§ **What you have to do**: Return the full set of records, matching them character for character.
□ □ □ □ □
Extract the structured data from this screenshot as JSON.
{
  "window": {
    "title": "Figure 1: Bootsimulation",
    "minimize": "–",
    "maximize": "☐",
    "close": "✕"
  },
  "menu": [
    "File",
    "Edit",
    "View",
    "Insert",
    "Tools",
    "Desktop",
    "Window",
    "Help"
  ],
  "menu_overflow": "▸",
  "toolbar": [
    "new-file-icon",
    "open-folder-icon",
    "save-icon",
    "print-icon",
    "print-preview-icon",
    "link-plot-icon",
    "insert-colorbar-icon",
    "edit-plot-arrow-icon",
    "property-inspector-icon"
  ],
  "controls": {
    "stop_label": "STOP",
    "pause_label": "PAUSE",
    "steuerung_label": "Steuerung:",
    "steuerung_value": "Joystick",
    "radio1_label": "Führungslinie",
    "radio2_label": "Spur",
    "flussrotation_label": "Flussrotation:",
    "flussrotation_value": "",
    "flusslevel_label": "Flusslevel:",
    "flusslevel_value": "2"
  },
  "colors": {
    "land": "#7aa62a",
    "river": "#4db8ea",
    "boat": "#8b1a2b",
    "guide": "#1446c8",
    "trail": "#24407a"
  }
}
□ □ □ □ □
§ **Answer to this exercise**:
Extract the structured data from this screenshot as JSON.
{
  "window": {
    "title": "Figure 1: Bootsimulation",
    "minimize": "–",
    "maximize": "☐",
    "close": "✕"
  },
  "menu": [
    "File",
    "Edit",
    "View",
    "Insert",
    "Tools",
    "Desktop",
    "Window",
    "Help"
  ],
  "menu_overflow": "▸",
  "toolbar": [
    "new-file-icon",
    "open-folder-icon",
    "save-icon",
    "print-icon",
    "print-preview-icon",
    "link-plot-icon",
    "insert-colorbar-icon",
    "edit-plot-arrow-icon",
    "property-inspector-icon"
  ],
  "controls": {
    "stop_label": "STOP",
    "pause_label": "PAUSE",
    "steuerung_label": "Steuerung:",
    "steuerung_value": "Joystick",
    "radio1_label": "Führungslinie",
    "radio2_label": "Spur",
    "flussrotation_label": "Flussrotation:",
    "flussrotation_value": "",
    "flusslevel_label": "Flusslevel:",
    "flusslevel_value": "2"
  },
  "colors": {
    "land": "#7aa62a",
    "river": "#4db8ea",
    "boat": "#8b1a2b",
    "guide": "#1446c8",
    "trail": "#24407a"
  }
}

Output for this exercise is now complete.